(Material for the task Opens)
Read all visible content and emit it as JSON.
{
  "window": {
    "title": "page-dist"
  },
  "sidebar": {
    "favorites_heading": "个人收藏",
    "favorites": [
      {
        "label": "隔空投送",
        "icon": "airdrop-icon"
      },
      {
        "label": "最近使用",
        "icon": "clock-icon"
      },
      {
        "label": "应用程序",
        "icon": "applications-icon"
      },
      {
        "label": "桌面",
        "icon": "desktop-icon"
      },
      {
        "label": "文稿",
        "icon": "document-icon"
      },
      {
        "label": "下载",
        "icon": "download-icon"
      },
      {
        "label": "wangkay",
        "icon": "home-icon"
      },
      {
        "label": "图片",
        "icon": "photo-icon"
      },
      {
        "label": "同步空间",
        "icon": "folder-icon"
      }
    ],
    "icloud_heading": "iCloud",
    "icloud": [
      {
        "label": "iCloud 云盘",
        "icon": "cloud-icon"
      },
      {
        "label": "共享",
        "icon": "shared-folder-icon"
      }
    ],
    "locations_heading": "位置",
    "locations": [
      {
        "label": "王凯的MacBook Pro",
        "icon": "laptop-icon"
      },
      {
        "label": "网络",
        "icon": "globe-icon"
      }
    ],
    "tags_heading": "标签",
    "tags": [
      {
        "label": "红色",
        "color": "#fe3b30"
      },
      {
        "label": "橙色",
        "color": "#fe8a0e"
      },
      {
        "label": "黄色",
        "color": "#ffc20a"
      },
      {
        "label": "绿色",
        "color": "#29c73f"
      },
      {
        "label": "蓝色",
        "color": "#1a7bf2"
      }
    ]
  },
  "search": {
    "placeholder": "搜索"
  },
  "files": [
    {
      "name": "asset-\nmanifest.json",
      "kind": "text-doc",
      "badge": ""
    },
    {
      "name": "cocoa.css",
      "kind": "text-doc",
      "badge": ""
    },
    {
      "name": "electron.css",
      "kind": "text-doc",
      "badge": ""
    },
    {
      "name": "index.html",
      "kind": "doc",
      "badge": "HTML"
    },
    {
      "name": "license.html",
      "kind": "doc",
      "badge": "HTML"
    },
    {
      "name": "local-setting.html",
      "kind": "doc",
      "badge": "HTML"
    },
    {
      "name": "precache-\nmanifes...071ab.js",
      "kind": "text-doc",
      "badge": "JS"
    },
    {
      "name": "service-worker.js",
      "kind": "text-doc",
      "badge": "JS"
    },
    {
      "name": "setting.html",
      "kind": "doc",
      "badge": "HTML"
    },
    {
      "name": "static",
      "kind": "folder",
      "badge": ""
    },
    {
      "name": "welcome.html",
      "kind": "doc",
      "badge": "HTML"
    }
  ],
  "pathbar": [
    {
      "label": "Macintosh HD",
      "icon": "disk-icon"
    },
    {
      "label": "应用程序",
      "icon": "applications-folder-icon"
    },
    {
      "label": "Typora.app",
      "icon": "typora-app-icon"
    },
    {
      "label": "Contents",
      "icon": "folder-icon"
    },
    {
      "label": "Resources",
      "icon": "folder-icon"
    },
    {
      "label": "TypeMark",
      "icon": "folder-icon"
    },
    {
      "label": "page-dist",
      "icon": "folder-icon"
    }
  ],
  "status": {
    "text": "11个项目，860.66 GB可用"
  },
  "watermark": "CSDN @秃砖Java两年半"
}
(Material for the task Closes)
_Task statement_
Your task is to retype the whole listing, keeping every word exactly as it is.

_Written response_
Read all visible content and emit it as JSON.
{
  "window": {
    "title": "page-dist"
  },
  "sidebar": {
    "favorites_heading": "个人收藏",
    "favorites": [
      {
        "label": "隔空投送",
        "icon": "airdrop-icon"
      },
      {
        "label": "最近使用",
        "icon": "clock-icon"
      },
      {
        "label": "应用程序",
        "icon": "applications-icon"
      },
      {
        "label": "桌面",
        "icon": "desktop-icon"
      },
      {
        "label": "文稿",
        "icon": "document-icon"
      },
      {
        "label": "下载",
        "icon": "download-icon"
      },
      {
        "label": "wangkay",
        "icon": "home-icon"
      },
      {
        "label": "图片",
        "icon": "photo-icon"
      },
      {
        "label": "同步空间",
        "icon": "folder-icon"
      }
    ],
    "icloud_heading": "iCloud",
    "icloud": [
      {
        "label": "iCloud 云盘",
        "icon": "cloud-icon"
      },
      {
        "label": "共享",
        "icon": "shared-folder-icon"
      }
    ],
    "locations_heading": "位置",
    "locations": [
      {
        "label": "王凯的MacBook Pro",
        "icon": "laptop-icon"
      },
      {
        "label": "网络",
        "icon": "globe-icon"
      }
    ],
    "tags_heading": "标签",
    "tags": [
      {
        "label": "红色",
        "color": "#fe3b30"
      },
      {
        "label": "橙色",
        "color": "#fe8a0e"
      },
      {
        "label": "黄色",
        "color": "#ffc20a"
      },
      {
        "label": "绿色",
        "color": "#29c73f"
      },
      {
        "label": "蓝色",
        "color": "#1a7bf2"
      }
    ]
  },
  "search": {
    "placeholder": "搜索"
  },
  "files": [
    {
      "name": "asset-\nmanifest.json",
      "kind": "text-doc",
      "badge": ""
    },
    {
      "name": "cocoa.css",
      "kind": "text-doc",
      "badge": ""
    },
    {
      "name": "electron.css",
      "kind": "text-doc",
      "badge": ""
    },
    {
      "name": "index.html",
      "kind": "doc",
      "badge": "HTML"
    },
    {
      "name": "license.html",
      "kind": "doc",
      "badge": "HTML"
    },
    {
      "name": "local-setting.html",
      "kind": "doc",
      "badge": "HTML"
    },
    {
      "name": "precache-\nmanifes...071ab.js",
      "kind": "text-doc",
      "badge": "JS"
    },
    {
      "name": "service-worker.js",
      "kind": "text-doc",
      "badge": "JS"
    },
    {
      "name": "setting.html",
      "kind": "doc",
      "badge": "HTML"
    },
    {
      "name": "static",
      "kind": "folder",
      "badge": ""
    },
    {
      "name": "welcome.html",
      "kind": "doc",
      "badge": "HTML"
    }
  ],
  "pathbar": [
    {
      "label": "Macintosh HD",
      "icon": "disk-icon"
    },
    {
      "label": "应用程序",
      "icon": "applications-folder-icon"
    },
    {
      "label": "Typora.app",
      "icon": "typora-app-icon"
    },
    {
      "label": "Contents",
      "icon": "folder-icon"
    },
    {
      "label": "Resources",
      "icon": "folder-icon"
    },
    {
      "label": "TypeMark",
      "icon": "folder-icon"
    },
    {
      "label": "page-dist",
      "icon": "folder-icon"
    }
  ],
  "status": {
    "text": "11个项目，860.66 GB可用"
  },
  "watermark": "CSDN @秃砖Java两年半"
}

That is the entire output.